Currency traders in Pakistan’s open market have offered the government $24 billion in loans over the next two years to assist it avoid the International Monetary Fund (IMF) programme, which has harmed the country’s economy.
Exchange Companies Association of Pakistan (ECAP) President Malik Bostan said: “We have offered $1 billion a month in financing to the government for the next two years to get rid of the IMF,” The Express Tribune reported.
He emphasised that the government must issue an order allowing exchange corporations to borrow US dollars directly from overseas Pakistanis, foreign firms, and global exchange companies.
The loans will be free of charge and can be rolled over if necessary.
“We are in contact with millions of expatriate Pakistanis as they are our clients. They are ready to lend $1 billion a month to us (exchange companies) over the next 24 months, in addition to the usual inflows received by exchange companies.”
The suggestion was proposed by Bostan and other association office-bearers at a meeting with Senate Standing Committee on Finance Chairman Saleem Mandviwala in Islamabad, according to The Express Tribune.
The huddle included central bank officers and other high-ranking individuals.
“Exchange companies are already supplying $300-400 million a month, totalling $4 billion a year, to the inter-bank market,” he revealed, adding that the IMF had continued to come up with new conditions one after another, making it tough for Pakistan to give a push to its economy.
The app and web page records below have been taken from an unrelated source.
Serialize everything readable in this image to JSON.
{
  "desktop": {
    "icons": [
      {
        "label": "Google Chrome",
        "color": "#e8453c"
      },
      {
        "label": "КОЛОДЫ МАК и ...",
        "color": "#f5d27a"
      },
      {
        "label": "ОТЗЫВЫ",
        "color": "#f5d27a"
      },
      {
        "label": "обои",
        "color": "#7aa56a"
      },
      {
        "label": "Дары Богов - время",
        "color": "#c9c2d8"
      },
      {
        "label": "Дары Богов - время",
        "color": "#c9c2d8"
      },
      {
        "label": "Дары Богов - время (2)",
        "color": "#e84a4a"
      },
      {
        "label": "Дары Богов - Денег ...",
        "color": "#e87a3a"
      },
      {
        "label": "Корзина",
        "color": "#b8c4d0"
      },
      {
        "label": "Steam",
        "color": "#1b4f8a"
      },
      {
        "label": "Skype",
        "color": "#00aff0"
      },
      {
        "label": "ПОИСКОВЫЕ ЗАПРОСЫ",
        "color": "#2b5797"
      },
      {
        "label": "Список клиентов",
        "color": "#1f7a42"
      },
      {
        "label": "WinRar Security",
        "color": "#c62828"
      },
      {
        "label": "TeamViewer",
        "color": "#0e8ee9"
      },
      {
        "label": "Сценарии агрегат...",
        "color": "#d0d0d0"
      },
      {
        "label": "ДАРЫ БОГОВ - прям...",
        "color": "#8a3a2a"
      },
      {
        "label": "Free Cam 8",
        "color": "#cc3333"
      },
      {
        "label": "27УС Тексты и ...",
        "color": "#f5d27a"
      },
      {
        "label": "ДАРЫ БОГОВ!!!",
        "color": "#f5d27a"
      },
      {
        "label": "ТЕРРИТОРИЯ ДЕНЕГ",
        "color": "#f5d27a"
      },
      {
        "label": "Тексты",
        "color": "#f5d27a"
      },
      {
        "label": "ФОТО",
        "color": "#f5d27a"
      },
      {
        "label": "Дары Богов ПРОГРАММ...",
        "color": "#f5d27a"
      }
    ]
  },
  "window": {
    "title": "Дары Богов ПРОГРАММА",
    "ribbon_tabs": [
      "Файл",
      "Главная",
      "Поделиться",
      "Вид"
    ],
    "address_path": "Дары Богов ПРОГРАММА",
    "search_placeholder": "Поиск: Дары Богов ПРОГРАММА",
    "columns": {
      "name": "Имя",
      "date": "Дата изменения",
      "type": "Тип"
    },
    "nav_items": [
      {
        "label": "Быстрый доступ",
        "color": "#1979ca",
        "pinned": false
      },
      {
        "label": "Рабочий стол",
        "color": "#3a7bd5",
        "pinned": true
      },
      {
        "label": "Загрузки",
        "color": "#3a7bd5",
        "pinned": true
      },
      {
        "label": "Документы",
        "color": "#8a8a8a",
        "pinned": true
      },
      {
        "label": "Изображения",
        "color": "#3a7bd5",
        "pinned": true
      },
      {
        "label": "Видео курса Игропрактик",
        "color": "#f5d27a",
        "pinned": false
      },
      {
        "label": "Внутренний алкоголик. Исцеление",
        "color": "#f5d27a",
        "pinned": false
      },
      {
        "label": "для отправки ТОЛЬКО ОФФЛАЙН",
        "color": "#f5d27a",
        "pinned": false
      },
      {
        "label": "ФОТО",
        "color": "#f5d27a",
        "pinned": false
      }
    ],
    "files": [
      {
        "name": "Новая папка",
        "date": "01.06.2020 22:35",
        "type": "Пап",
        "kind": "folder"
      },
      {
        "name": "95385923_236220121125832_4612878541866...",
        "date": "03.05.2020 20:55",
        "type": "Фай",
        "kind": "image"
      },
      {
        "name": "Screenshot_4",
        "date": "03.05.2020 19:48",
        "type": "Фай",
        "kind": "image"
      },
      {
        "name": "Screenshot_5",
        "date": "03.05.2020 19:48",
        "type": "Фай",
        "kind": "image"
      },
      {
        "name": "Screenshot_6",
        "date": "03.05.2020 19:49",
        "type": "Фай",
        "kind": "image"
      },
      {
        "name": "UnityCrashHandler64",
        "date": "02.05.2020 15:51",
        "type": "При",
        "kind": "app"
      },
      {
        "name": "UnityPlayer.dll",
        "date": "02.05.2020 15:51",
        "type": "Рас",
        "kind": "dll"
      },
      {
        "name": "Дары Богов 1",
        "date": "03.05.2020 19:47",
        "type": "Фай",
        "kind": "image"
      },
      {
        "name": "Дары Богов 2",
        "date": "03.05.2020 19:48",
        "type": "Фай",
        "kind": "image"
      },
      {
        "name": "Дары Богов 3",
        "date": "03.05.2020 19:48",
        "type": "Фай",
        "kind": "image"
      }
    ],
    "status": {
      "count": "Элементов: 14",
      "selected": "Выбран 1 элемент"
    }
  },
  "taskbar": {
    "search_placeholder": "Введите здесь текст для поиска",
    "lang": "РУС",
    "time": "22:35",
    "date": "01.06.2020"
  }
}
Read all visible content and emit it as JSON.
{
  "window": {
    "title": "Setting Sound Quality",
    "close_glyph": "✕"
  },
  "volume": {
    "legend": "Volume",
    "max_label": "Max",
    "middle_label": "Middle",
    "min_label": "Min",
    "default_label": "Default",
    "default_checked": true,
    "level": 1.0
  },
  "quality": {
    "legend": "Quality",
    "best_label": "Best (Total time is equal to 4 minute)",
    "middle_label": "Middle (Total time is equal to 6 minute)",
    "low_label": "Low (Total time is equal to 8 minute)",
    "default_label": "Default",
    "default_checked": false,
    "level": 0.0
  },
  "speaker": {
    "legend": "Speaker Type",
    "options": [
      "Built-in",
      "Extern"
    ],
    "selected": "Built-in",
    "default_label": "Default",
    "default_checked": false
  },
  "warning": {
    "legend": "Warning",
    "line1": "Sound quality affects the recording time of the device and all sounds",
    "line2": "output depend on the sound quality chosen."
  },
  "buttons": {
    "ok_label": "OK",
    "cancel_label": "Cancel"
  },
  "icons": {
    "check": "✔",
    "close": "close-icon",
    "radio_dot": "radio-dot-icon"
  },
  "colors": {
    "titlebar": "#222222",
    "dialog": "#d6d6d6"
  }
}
He requested that the government reconsider its laws, rules, and regulations for IT freelancers who have accounts in foreign banks totalling billions of dollars. “If the laws are relaxed, these deposits will be brought to Pakistan.”